(Article by Stephen Wall, as published on PE.com)
As an astronaut, Jon McBride explored the far reaches of the earth.
But he said piloting the Space Shuttle Challenger was about as difficult as finishing the Fireball Run, a 2,500-mile adventure race that landed in Riverside Saturday, Sept. 28. The event aims to help recover missing children.
“This was about as tough,” said McBride, 70, who flew the Challenger in 1984. “As astronauts, we train a couple years for a mission. Here, you wake up every morning and are assigned a mission.”
The Fireball Run pitted more than 40 teams that were given clues to solve and tasks to accomplish in 14 cities in four states over eight days. The race, which began Sept. 20 in Longmont, Colo., made stops in New Mexico, Arizona, El Centro and Banning before finishing in downtown Riverside.
McBride, who lives in Cocoa, Fla., was one of the contestants in the race. Other participants included a champion wakeboarder, a Lamborghini test driver, politicians and entrepreneurs.
Created in 2007, the event has helped recover 38 missing children, according to organizers. Each year, 900,000 kids go missing in the United States, said JJ Sanchez, executive producer of the event.

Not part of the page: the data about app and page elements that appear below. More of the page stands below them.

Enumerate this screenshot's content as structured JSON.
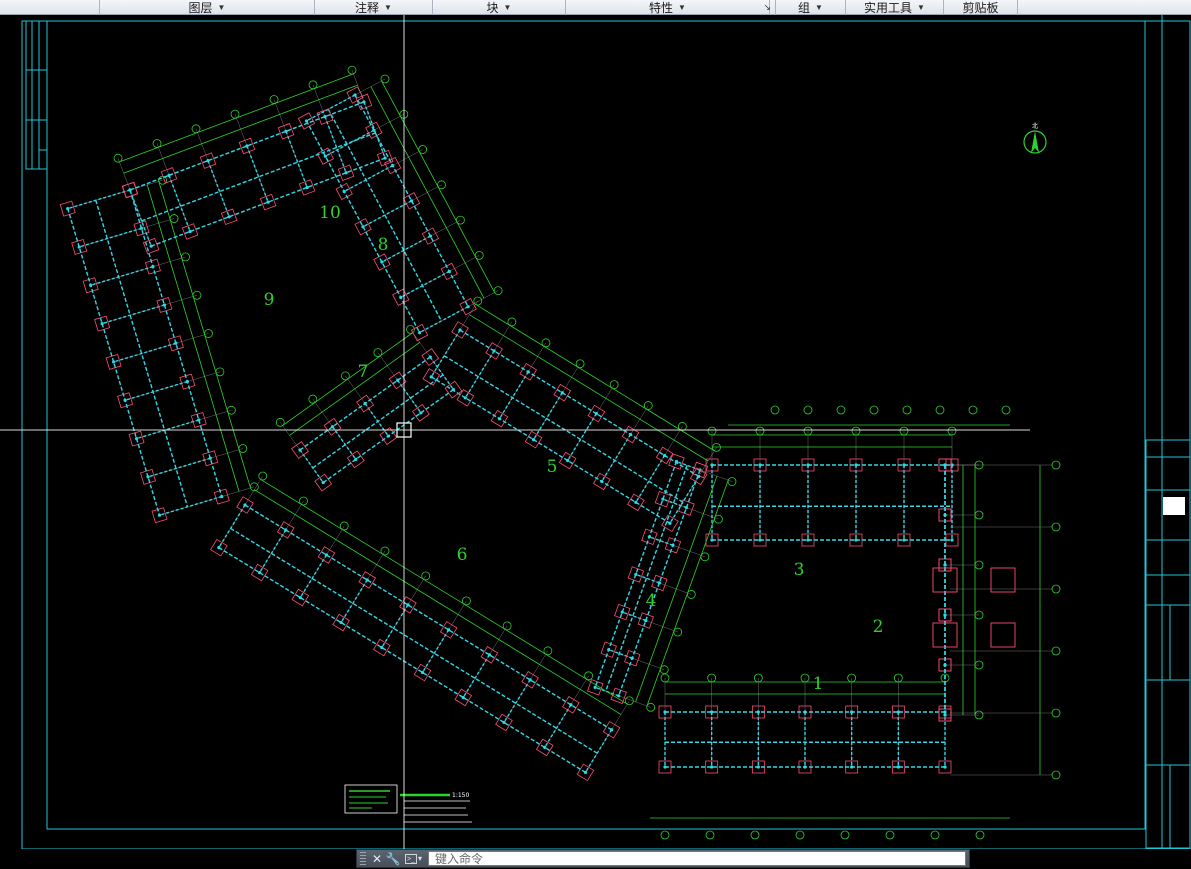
{
  "ribbon": {
    "panels": [
      {
        "label": "图层",
        "dropdown": "▼"
      },
      {
        "label": "注释",
        "dropdown": "▼"
      },
      {
        "label": "块",
        "dropdown": "▼"
      },
      {
        "label": "特性",
        "dropdown": "▼"
      },
      {
        "label": "",
        "dropdown": "↘"
      },
      {
        "label": "组",
        "dropdown": "▼"
      },
      {
        "label": "实用工具",
        "dropdown": "▼"
      },
      {
        "label": "剪贴板",
        "dropdown": ""
      }
    ]
  },
  "drawing": {
    "zone_labels": [
      "1",
      "2",
      "3",
      "4",
      "5",
      "6",
      "7",
      "8",
      "9",
      "10"
    ],
    "north_label": "北",
    "scale_note": "1:150",
    "line_colors": {
      "column_grid": "#32d7e6",
      "dimension": "#2dd32d",
      "footing": "#ff4d78",
      "axis_bubble": "#2dd32d",
      "frame": "#1fc6d8",
      "crosshair": "#ffffff"
    }
  },
  "command_line": {
    "close_icon": "✕",
    "settings_icon": "🔧",
    "prompt_icon": ">_",
    "placeholder": "键入命令"
  }
}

Of those, 400,000 are recovered and 500,000 remain missing, he said.
The teams passed out fliers of the missing children at gas stations and restaurants where they stopped on the trip. On Saturday, they handed fliers to spectators along the parade route.
“Putting these kids’ faces in front of as many eyes as possible is what’s going to bring these kids home,” said TJ Redman, one of the participants. Redman, 41, was dressed like “Captain Chaos,” a character from the 1981 comedy, “The Cannonball Run.”
The last challenge on Saturday was finding a piece of Amelia Earhart’s plane that crashed in Hawaii in 1937 in her first attempt to fly around the world. The artifact was in the catacombs of the Mission Inn.
Riverside Mayor William “Rusty” Bailey and Glenn Rowden, president of Champion Electric, completed the race in a Riverside Public Utilities Chevy Volt. They drove a hybrid car to highlight the city’s environmental sustainability programs.
“It was exhilarating, exhausting and exciting at the same time,” Bailey said. “It was good people having a great time for the right cause of finding missing children across the country.”
Bailey and Rowden passed out fliers with information about 7-year-old Fidelmar Cadenas, who has been missing from Riverside since November 2006 and is believed to be in Mexico.
After completing their tasks, the teams participated in a parade that started on Orange Street next to the Mission Inn and finished at Main Street and University Avenue. Each vehicle was announced as it crossed the finish line.
The day’s festivities also included a classic car show and live bands. Another highlight was a display of vehicles that appeared in movies and TV shows such as Batman, Knight Rider, Transformers, Ghostbusters and Back to the Future.
Christina Riles, 32, of Moreno Valley, was mesmerized by the original Batmobile from the Batman TV series.
“I think it’s awesome,” Riles said as she looked at the car. “I love the detail. It has the red bat phone inside the car. I want to know if the buttons actually work.”
John Valdez Sr., who was with Riles, brought his nephew and niece and their kids to the event.
“With San Bernardino losing Route 66, I think this is a great thing,” said Valdez, 50, of Riverside.
A few yards away, Danny Casillas, 30, admired a white Camaro dedicated to the memory of the 9/11 first responders whose names were written on the sides of the vehicle.
“This gets all the family together and makes the city come together,” said Casillas, accompanied by his parents and other relatives. “They need to have more events like this.”